Tuesday, August 9, 2011

fire (now with references)

So I suck at being good to the planet. I'm trying to make the right decisions, but even when I oh-so-virtuously manage to deny myself all kinds of things I feel are harmful, I still manage to mess it up.
I have just come back from camping with my family. It was mostly restful, except for the somewhat leaky tent one night and the steadily deflated blow-up mattress the next, but on the third day (of five), while I was sitting beside the fire pit nursing damp wood to life, I had a glimmer of memory about campfires being terrible for the environment. As I recall now, the information was given in reference to the Third World and their meagre choices for heat - wood, dung, garbage in some cases - but it made me realize that I was polluting the air too! Now you may be saying, Oh come on Bowen, surely a few campfires cannot do that much damage to the atmosphere! ...and in one sense you're right, but the Tragedy of the Commons (is that Thoreau or Malthus or someone else? - edit: it's someone named Garrett Hardin, and it was coined in 1968 in the linked article) dictates that if you and I think that way, basically so does everyone else, and suddenly we're all having just a few campfires by the thousands and the tens of thousands... you can see where this leads. So... what to do?
There are a few different factors to consider:
  1. apparently trees only remove CO2 from the atmosphere for a certain length of time. By some estimates, after about 100 years of life, trees begin to decay and return their CO2 to the air. So... by burning wood over a century old, does this create more CO2, or an equal amount? Edit: "Carbon sequestration," as it's called, does only last in trees for between 80 - 100 years, after which time it is offset by decay in the tree, which releases CO2. see here...
  2. we could consider using those indoor creosote-removing recycled-coffee-bean ready-made logs outside while camping. But are they meant for outdoors? Are they safe for cooking with? And, most pertinently, do they produce noxious and environmentally-damaging gases? Edit: depends who you talk to. This company says their logs are "greener," while this report (p2 under "Toxic Pollutants") says some of them release PCBs and other toxic gases.

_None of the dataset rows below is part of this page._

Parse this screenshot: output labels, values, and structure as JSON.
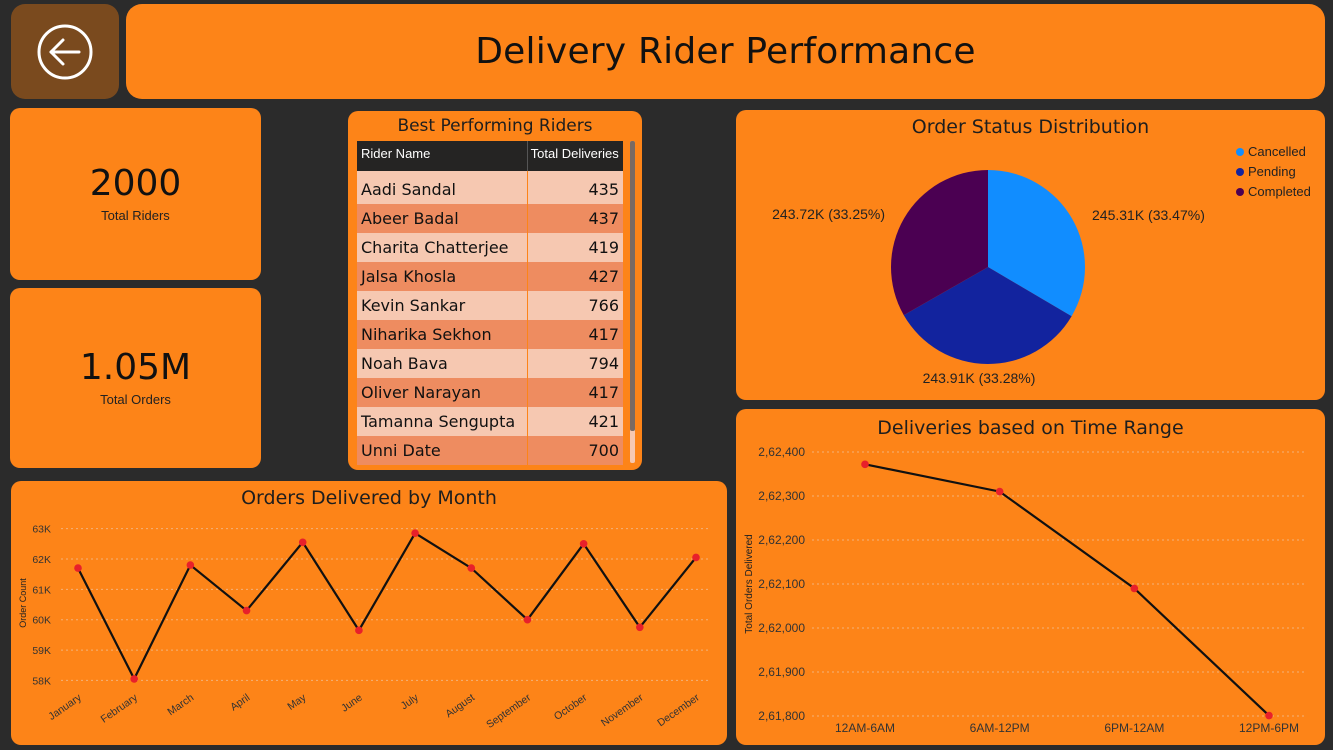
{
  "header": {
    "title": "Delivery Rider Performance",
    "back_icon": "arrow-left-circle-icon"
  },
  "kpis": [
    {
      "value": "2000",
      "label": "Total Riders"
    },
    {
      "value": "1.05M",
      "label": "Total Orders"
    }
  ],
  "riders": {
    "title": "Best Performing Riders",
    "columns": [
      "Rider Name",
      "Total Deliveries"
    ],
    "rows": [
      [
        "Aadi Sandal",
        "435"
      ],
      [
        "Abeer Badal",
        "437"
      ],
      [
        "Charita Chatterjee",
        "419"
      ],
      [
        "Jalsa Khosla",
        "427"
      ],
      [
        "Kevin Sankar",
        "766"
      ],
      [
        "Niharika Sekhon",
        "417"
      ],
      [
        "Noah Bava",
        "794"
      ],
      [
        "Oliver Narayan",
        "417"
      ],
      [
        "Tamanna Sengupta",
        "421"
      ],
      [
        "Unni Date",
        "700"
      ]
    ]
  },
  "colors": {
    "card": "#fd8418",
    "background": "#2b2b2b",
    "cancelled": "#118dff",
    "pending": "#12239e",
    "completed": "#4b0052",
    "line": "#111111",
    "marker": "#e8202a"
  },
  "chart_data": [
    {
      "type": "pie",
      "title": "Order Status Distribution",
      "legend_position": "top-right",
      "categories": [
        "Cancelled",
        "Pending",
        "Completed"
      ],
      "values": [
        245310,
        243910,
        243720
      ],
      "labels": [
        "245.31K (33.47%)",
        "243.91K (33.28%)",
        "243.72K (33.25%)"
      ]
    },
    {
      "type": "line",
      "title": "Orders Delivered by Month",
      "xlabel": "",
      "ylabel": "Order Count",
      "categories": [
        "January",
        "February",
        "March",
        "April",
        "May",
        "June",
        "July",
        "August",
        "September",
        "October",
        "November",
        "December"
      ],
      "values": [
        61700,
        58050,
        61800,
        60300,
        62550,
        59650,
        62850,
        61700,
        60000,
        62500,
        59750,
        62050
      ],
      "ylim": [
        57800,
        63300
      ],
      "yticks": [
        58000,
        59000,
        60000,
        61000,
        62000,
        63000
      ],
      "ytick_labels": [
        "58K",
        "59K",
        "60K",
        "61K",
        "62K",
        "63K"
      ],
      "grid": true
    },
    {
      "type": "line",
      "title": "Deliveries based on Time Range",
      "xlabel": "",
      "ylabel": "Total Orders Delivered",
      "categories": [
        "12AM-6AM",
        "6AM-12PM",
        "6PM-12AM",
        "12PM-6PM"
      ],
      "values": [
        262372,
        262310,
        262090,
        261801
      ],
      "ylim": [
        261800,
        262400
      ],
      "yticks": [
        261800,
        261900,
        262000,
        262100,
        262200,
        262300,
        262400
      ],
      "ytick_labels": [
        "2,61,800",
        "2,61,900",
        "2,62,000",
        "2,62,100",
        "2,62,200",
        "2,62,300",
        "2,62,400"
      ],
      "grid": true
    }
  ]
}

  3. if no campfire, then all cooking must be done otherwise: is propane a better alternative?
...This also leads me to the dreadful conclusion that perhaps cooked food is worse for the environment than raw food. I am already a super-reluctant vegetarian; do I have to consider not eating anything cooked now too? Good God.
My second major revelation was to do with some of the snacky-type "vacation foods" we brought along, ostensibly for our daughter, but y'know. Oreos, for instance. Turns out Oreos are made with (cow-fat derived) shortening rather than butter (splitting hairs though? more on this...). Ack! And both a vegan friend of mine and our (very not-vegan) neighbour recently mentioned, separately in the same week, that they don't eat Jell-O because of its gelatine, which of course is from cow hooves.
And suddenly I felt foolish and simple-minded in my conviction not to eat "beef." It seems fairly clear that all the "fruit of the bovine" may be just as bad as beef itself (quick! creative writers! new Creation myth where the Tree of the Knowledge of Good and Evil is actually a cow! go! oh and also, now the serpent is actually Adam's little girl saying, "but daddy you love beef! you should stop being a vegetarian. I want you to be happy!" Please also read Timothy Findley's Not Wanted on the Voyage for reference). Given that I don't eat beef anymore because of methane (a greenhouse gas which I have cited numerous times as being 90x more toxic to the atmosphere - technically the troposphere, Jack and Annie and their Magic Treehouse recently pointed out to me), isn't buying dairy products just supporting the same industry and therefore the production of the same toxic gases? Argh!
so... do goats burp or fart?